Panasonic sees €7 billion loss

Panasonic Corp. said it will lose almost €7 billion this business year as it cleans house of poorly performing operations, writing down billions of dollars of goodwill and assets in its mobile and energy units while its new boss readies for a fresh bout of restructuring.

Panasonic, founded in 1918, is heading for a fourth net loss in five years after forecasting yesterday a €7 billion loss for the year to March, nearly matching last year’s record net loss. The result would boost its cumulative loss over five years to nearly €19 billion.

Kazuhiro Tsuga, who became Panasonic’s president this year, has promised a harsh revamp, to be unveiled by next March, that is expected to beat a path away from money-losing TVs and other consumer electronics.

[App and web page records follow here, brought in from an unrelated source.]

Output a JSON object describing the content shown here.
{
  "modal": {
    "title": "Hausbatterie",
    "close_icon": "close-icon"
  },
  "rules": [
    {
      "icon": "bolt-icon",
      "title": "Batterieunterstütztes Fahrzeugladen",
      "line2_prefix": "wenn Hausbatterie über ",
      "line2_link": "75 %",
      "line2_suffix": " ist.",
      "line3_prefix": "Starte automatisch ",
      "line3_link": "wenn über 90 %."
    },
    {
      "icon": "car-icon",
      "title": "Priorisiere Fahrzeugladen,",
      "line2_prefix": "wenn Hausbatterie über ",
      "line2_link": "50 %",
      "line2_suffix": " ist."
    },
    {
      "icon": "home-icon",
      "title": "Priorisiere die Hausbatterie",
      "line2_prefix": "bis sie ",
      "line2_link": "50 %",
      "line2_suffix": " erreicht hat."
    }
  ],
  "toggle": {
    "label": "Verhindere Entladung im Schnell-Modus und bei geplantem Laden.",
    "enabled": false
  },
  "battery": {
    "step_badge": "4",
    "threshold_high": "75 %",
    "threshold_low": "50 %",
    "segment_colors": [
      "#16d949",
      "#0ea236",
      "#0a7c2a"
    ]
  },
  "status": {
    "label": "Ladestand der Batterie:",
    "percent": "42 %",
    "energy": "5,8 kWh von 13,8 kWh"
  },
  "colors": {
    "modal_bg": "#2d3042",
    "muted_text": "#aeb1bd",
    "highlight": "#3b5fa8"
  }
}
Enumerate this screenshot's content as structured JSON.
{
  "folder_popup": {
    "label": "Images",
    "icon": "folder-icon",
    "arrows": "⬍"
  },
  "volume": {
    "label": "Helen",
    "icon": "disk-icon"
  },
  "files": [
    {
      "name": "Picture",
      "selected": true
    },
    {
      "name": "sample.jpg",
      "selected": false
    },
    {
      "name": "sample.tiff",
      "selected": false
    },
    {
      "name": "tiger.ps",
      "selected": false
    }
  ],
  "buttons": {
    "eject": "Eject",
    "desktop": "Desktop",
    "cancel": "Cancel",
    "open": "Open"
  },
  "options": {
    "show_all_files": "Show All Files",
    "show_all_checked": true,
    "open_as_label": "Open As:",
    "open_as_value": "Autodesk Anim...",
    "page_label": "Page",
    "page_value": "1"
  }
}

“It’s unfortunate, but we are among the losers in consumer electronics,” he told a news conference.

Panasonic’s Japanese peers Sharp Corp. and Sony Corp. have also struggled with heavy losses in TVs and other mainstay electronics goods as more nimble, better-funded rivals – especially South Korea’s Samsung Electronics Co. – take over turf they once dominated.

But Panasonic’s multibillion-dollar write offs, including deferred tax assets, are a sign that Tsuga is already scaling back businesses that do not add to the bottom line as a weak global economy takes its toll.

“We believe we have removed everything that posed a write-down risk,” Panasonic’s Chief Financial Officer Hideaki Kawai said.

Even after a 36,000 reduction in its workforce last year, Panasonic remains Japan‘s largest corporate employer with 330,000 workers.

The size of this year’s loss may come as a shock to some investors, but analysts have long argued that the company needed drastic reforms that break Japan‘s corporate traditions if it is to secure its future.

“There’s a strong possibility of some initial panic selling (of the stock),” said Kabu.com Securities market analyst Tsutomu Yamada. “What happens to the price after that will depend on the substance of its structural reforms.”

Advert

Comments are submitted under the express understanding and condition that the editor may, and is authorised to, disclose any/all of the above personal information to any person or entity requesting the information for the purposes of legal action on grounds that such person or entity is aggrieved by any comment so submitted.

At this time your comment will not be displayed immediately upon posting. Please allow some time for your comment to be moderated before it is displayed.

For more details please see our Comments Policy

Comments not loading? We recommend using Google Chrome or Mozilla Firefox with javascript turned on.
Comments powered by Disqus
Advert

Popular Stories

Advert